Copy out each line of the entries below in which the string "icon" appears.

──────────

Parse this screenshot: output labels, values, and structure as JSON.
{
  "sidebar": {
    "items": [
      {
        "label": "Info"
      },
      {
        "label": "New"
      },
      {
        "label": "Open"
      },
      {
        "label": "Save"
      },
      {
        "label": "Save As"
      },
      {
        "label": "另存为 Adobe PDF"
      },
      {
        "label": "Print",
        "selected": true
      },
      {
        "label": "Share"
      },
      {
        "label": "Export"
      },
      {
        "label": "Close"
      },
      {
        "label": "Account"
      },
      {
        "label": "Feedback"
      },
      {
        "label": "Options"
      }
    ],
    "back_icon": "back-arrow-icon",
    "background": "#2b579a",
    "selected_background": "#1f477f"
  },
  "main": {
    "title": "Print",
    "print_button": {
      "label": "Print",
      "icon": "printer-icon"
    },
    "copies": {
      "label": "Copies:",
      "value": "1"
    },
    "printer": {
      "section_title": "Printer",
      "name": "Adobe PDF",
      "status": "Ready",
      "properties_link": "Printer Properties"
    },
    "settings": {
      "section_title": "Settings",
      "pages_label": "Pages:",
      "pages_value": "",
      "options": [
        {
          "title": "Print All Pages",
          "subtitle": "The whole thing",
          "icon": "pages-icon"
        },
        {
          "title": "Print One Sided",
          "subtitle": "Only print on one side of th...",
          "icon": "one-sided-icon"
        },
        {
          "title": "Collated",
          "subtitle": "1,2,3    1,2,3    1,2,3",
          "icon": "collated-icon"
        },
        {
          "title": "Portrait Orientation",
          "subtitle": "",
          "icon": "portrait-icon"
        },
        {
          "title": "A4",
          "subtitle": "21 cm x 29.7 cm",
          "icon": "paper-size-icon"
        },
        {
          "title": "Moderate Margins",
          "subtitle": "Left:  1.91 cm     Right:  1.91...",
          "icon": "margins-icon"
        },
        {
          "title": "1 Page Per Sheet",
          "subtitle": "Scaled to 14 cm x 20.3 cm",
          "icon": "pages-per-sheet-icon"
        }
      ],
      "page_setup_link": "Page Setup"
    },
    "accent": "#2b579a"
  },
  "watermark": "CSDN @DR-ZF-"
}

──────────

# [Written answer]
    "back_icon": "back-arrow-icon",
      "icon": "printer-icon"
          "icon": "pages-icon"
          "icon": "one-sided-icon"
          "icon": "collated-icon"
          "icon": "portrait-icon"
          "icon": "paper-size-icon"
          "icon": "margins-icon"
          "icon": "pages-per-sheet-icon"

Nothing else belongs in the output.